Malta washes its hands off Pilatus

The Malta Financial Services Authority, MFSA has issued a statement saying that the governing council of the European Central Bank has decided to withdraw the authorisation for Pilatus Bank to function as a credit institution. Pilatus Bank’s directors were informed that the bank’s licence had been revoked by the European Central Bank (ECB), approximately two years after it was first implicated in alleged money laundering breaches.

The MFSA said that the ECB had followed the proposal by the MFSA to take this step. Meanwhile, a previously appointed Competent Person will remain in control of the bank and all of the regulatory measures taken in relation to the bank remain in full force and applicable until further notice by the
Authority.
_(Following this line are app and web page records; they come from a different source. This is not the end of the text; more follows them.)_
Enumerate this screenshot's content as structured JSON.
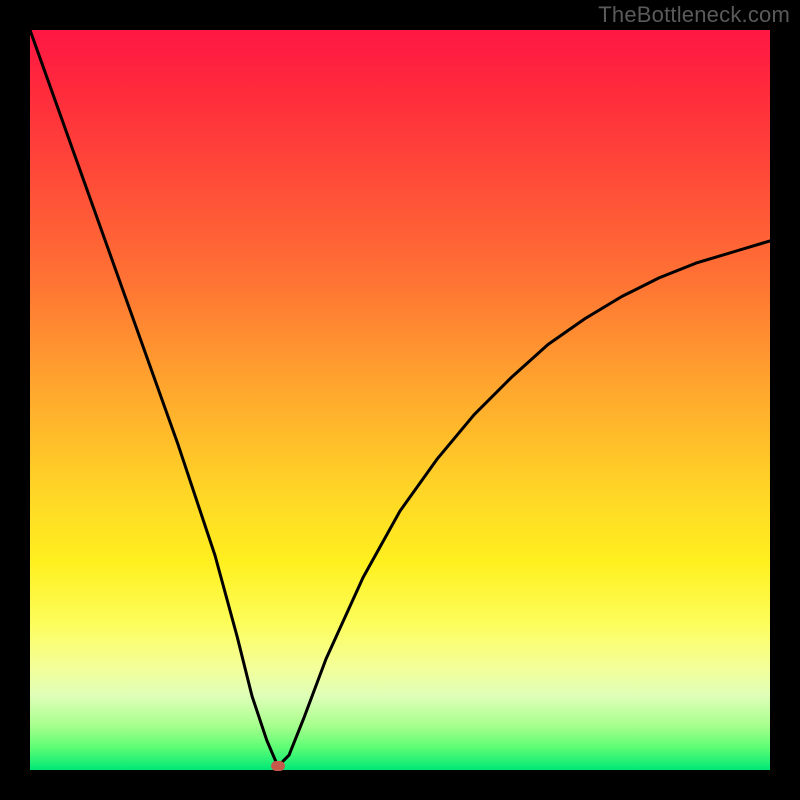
{
  "watermark": "TheBottleneck.com",
  "chart_data": {
    "type": "line",
    "title": "",
    "xlabel": "",
    "ylabel": "",
    "xlim": [
      0,
      100
    ],
    "ylim": [
      0,
      100
    ],
    "series": [
      {
        "name": "curve",
        "x": [
          0,
          5,
          10,
          15,
          20,
          25,
          28,
          30,
          32,
          33.5,
          35,
          37,
          40,
          45,
          50,
          55,
          60,
          65,
          70,
          75,
          80,
          85,
          90,
          95,
          100
        ],
        "values": [
          100,
          86,
          72,
          58,
          44,
          29,
          18,
          10,
          4,
          0.5,
          2,
          7,
          15,
          26,
          35,
          42,
          48,
          53,
          57.5,
          61,
          64,
          66.5,
          68.5,
          70,
          71.5
        ]
      }
    ],
    "marker": {
      "x": 33.5,
      "y": 0.5,
      "color": "#c55a4a"
    },
    "gradient_stops": [
      {
        "pos": 0,
        "color": "#ff1744"
      },
      {
        "pos": 18,
        "color": "#ff4539"
      },
      {
        "pos": 48,
        "color": "#ffa52e"
      },
      {
        "pos": 72,
        "color": "#fff01f"
      },
      {
        "pos": 90,
        "color": "#dfffb8"
      },
      {
        "pos": 100,
        "color": "#00e876"
      }
    ]
  }
}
The Head of Delegation and Nationalist MEP David Casa had reported the matter to ECB’s Supervisory Board back in November 2017 to intervene in the case of Pilatus Bank. The Ta’ Xbiex-based bank was registered on 6 December 2013, while a branch was opened in London but closed down by April 2018. Pilatus Bank was at the centre of slain journalist Daphne Caruana Galizia’s reporting on allegations of government corruption and money laundering, with journalists door-stepping chairman Ali Sadr Hashemi Nejad as he left the bank late one evening with 2 suitcases. Russian whistleblower Maria Efimova had alleged that the Prime Minister’s wife was the owner of the Panama registered company, EGRANT. A magisterial inquiry had exonerated Mrs Muscat.
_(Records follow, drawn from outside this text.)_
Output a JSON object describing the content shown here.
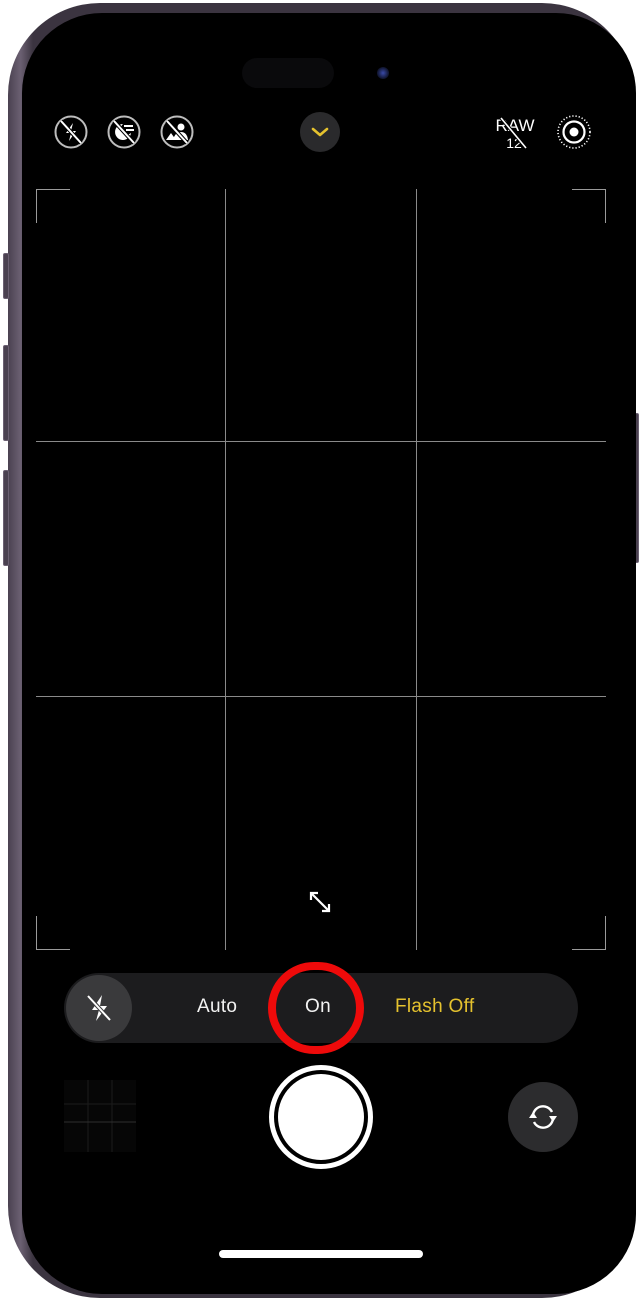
{
  "top_controls": {
    "flash_status": "flash-off-icon",
    "night_mode": "night-mode-off-icon",
    "portrait_mode": "portrait-off-icon",
    "expand_controls": "chevron-down-icon",
    "raw_label": "RAW",
    "raw_resolution": "12",
    "live_photo": "live-photo-icon"
  },
  "flash_menu": {
    "current_icon": "flash-off-icon",
    "options": [
      {
        "label": "Auto",
        "selected": false
      },
      {
        "label": "On",
        "selected": false,
        "highlighted": true
      },
      {
        "label": "Flash Off",
        "selected": true
      }
    ]
  },
  "colors": {
    "accent_yellow": "#e5c22e",
    "highlight_red": "#ee0a0a",
    "frame": "#3b3440"
  },
  "bottom_controls": {
    "thumbnail": "last-photo-thumbnail",
    "shutter": "shutter-button",
    "flip": "camera-flip-icon"
  }
}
Ali Sadr, whose wedding was attended by Prime Minister Joseph Muscat and his Chief of Staff Keith Schembri ,  was subsequently arrested by US authorities on allegations of sanction-breaking. The European Banking Authority had accused Malta of “systematic failings” in handling the Pilatus case, prompting the Authority to issue 8 recommendations to the Financial Intelligence Analysis Unit (FIAU).